Almost everyone assumes that being professional means getting paid (and paid well) for one's work. There are professionals and there are amateurs, the former get paid, while the amateurs do it for the love of it. Well, no. Originally, the professions were too important to receive wages in the usual sense. Professionals were not paid for their work; instead, professionals received an honorarium, a gratuity from the community intended both to honor and disassociate the vocation from the necessities of the market, to free the vocation for the selfless task of caring for others.

Three days before my heart surgery I happened to watch a Sixty Minutes piece on a cardiology group in California which was prescribing and performing unnecessary bypass surgery in order to increase their practice’s revenues. It was chilling. I thought of a case we use in business school about how Sears some years ago pressured employees in their auto servicing division to increase revenues by pushing unneeded air filters, mufflers, and break re-linings, etc. But, heart surgeons re-aligning ethical responsibility due to market dependency? I think the Medieval notion of honoraria for professionals may make a lot of sense in this time of triumphant capitalism. There are some values the market is not designed to dictate.

I love to tease business students about the matter of pay and the power of money. I ask, “Considering the ‘oldest profession’ what had you rather be known for: doing it for money, or doing it for love?” In the realm of love making, most us prefer to have non market forces determine the dimensions of our intimate lives. Let us hear it for true amateurs!

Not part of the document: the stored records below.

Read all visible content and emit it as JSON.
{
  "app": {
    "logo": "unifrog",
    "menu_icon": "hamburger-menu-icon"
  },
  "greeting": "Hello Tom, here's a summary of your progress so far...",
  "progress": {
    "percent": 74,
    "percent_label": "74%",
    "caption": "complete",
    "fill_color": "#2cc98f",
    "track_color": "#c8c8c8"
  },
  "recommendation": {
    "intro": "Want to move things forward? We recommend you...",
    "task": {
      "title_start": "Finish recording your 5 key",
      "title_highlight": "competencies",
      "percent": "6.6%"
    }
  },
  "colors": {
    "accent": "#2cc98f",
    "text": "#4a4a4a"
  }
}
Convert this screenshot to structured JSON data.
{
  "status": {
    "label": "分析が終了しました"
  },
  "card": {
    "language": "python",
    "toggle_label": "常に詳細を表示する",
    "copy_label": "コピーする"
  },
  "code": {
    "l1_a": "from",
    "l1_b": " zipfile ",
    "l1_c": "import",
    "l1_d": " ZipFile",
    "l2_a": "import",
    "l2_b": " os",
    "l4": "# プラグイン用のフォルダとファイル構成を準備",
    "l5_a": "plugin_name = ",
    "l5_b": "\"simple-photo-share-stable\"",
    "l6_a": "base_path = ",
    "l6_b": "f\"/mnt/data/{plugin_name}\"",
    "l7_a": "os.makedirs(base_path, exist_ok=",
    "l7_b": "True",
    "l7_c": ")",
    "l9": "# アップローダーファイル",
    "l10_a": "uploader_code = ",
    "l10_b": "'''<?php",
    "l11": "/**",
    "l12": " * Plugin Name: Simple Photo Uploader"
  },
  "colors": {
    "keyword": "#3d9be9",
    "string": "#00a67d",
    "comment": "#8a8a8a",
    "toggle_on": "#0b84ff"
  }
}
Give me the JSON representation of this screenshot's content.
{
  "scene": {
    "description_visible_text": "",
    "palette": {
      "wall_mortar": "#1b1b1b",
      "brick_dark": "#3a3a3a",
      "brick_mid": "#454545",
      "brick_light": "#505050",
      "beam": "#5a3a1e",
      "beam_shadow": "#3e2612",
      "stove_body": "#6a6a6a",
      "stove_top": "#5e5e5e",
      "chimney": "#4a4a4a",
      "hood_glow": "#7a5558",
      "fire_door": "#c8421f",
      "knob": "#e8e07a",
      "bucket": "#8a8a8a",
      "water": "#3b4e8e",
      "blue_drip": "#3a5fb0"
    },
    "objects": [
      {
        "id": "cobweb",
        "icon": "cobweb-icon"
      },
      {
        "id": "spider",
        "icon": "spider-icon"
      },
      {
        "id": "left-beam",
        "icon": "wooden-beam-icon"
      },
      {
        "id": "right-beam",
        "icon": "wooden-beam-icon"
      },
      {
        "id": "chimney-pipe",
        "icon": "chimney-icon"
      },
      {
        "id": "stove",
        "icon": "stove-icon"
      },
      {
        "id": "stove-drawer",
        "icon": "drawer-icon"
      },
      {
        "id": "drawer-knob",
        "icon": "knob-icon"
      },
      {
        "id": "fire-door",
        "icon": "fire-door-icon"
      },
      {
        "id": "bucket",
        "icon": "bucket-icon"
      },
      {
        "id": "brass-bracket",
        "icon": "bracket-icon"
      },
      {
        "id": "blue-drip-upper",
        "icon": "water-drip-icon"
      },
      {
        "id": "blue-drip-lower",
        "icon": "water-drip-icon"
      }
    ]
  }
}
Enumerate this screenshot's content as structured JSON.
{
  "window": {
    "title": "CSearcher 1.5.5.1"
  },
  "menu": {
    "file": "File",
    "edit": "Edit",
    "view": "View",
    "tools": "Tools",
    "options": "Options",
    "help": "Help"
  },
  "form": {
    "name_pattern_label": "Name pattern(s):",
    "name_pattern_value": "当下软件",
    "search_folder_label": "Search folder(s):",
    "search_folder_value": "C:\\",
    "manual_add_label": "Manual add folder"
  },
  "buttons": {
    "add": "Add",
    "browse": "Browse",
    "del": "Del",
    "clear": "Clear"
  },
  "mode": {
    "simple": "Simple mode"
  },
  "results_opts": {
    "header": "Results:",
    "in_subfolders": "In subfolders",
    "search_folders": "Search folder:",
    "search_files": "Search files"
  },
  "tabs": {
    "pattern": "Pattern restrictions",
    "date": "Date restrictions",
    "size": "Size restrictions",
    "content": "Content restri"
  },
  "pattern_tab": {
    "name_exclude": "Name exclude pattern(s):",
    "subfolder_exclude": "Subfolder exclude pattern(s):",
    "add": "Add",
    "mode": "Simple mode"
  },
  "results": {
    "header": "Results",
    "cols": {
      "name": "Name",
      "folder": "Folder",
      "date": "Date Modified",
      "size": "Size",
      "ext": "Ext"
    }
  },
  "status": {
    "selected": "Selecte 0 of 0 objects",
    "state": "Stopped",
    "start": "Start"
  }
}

In a real sense, professionals indeed do it for love. It is difficult to imagine bearing the burden of a physician, lawyer, counselor, or a professor without having a deep and effusive passion for what one does. Professionals cannot leave their work at the office, because what they do is who they are. As I have discovered, teaching is the most rewarding thing I can think of doing. I do not just teach; I am a teacher. I am glad I am paid for my work, but truth be known I would do it for free. I walk away from a class where the students and I have really “lit it up”, and I do not even have words to say how good it feels. I can describe historically and intellectually what a professional should be, but even better, I also know what it feels like. No amount of money can compensate for that feeling.

Consider the burdens of true professionalism that skill alone is not sufficient to qualify: one is publicly pledged to work on the unrelenting tension between the welfare of the client and the good of the society; and that is not the criteria by which success will be judged—why would one choose to “turn pro?” I have only one answer: professions are rightly designated as vocations. We become priests, lawyers, physicians, professors because we cannot do anything else; who we are cannot be achieved outside the realm of what we are impelled to do.